++++ Extracted information ++++

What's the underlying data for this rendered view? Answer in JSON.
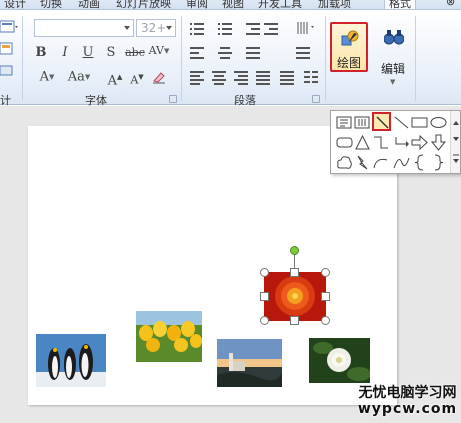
{
  "ribbon": {
    "tabs": [
      "设计",
      "切换",
      "动画",
      "幻灯片放映",
      "审阅",
      "视图",
      "开发工具",
      "加载项",
      "格式"
    ],
    "font_group_label": "字体",
    "paragraph_group_label": "段落",
    "font_size_value": "32+",
    "draw_label": "绘图",
    "edit_label": "编辑",
    "left_cut_label": "计",
    "font_buttons": {
      "bold": "B",
      "italic": "I",
      "underline": "U",
      "strike": "S",
      "abc": "abc",
      "spacing": "AV",
      "font_color": "A",
      "case": "Aa",
      "grow": "A",
      "shrink": "A"
    }
  },
  "shapes_gallery": {
    "row1": [
      "text-box-icon",
      "vertical-text-box-icon",
      "line-icon",
      "line-2-icon",
      "rectangle-icon",
      "oval-icon"
    ],
    "row2": [
      "rounded-rectangle-icon",
      "triangle-icon",
      "elbow-connector-icon",
      "elbow-arrow-icon",
      "right-arrow-icon",
      "down-arrow-icon"
    ],
    "row3": [
      "cloud-icon",
      "lightning-icon",
      "arc-icon",
      "curve-icon",
      "left-brace-icon",
      "right-brace-icon"
    ],
    "selected": "line-icon"
  },
  "slide": {
    "pictures": [
      "penguins",
      "tulips",
      "lighthouse",
      "white-flower",
      "red-chrysanthemum"
    ],
    "selected_picture": "red-chrysanthemum"
  },
  "watermark": {
    "line1": "无忧电脑学习网",
    "line2": "wypcw.com"
  },
  "colors": {
    "highlight_border": "#d0222b",
    "ribbon_bg": "#e9f0f9",
    "rotation_handle": "#7ccb3a"
  }
}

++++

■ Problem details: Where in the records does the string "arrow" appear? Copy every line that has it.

■ Written reply:
      "elbow-arrow-icon",
      "right-arrow-icon",
      "down-arrow-icon"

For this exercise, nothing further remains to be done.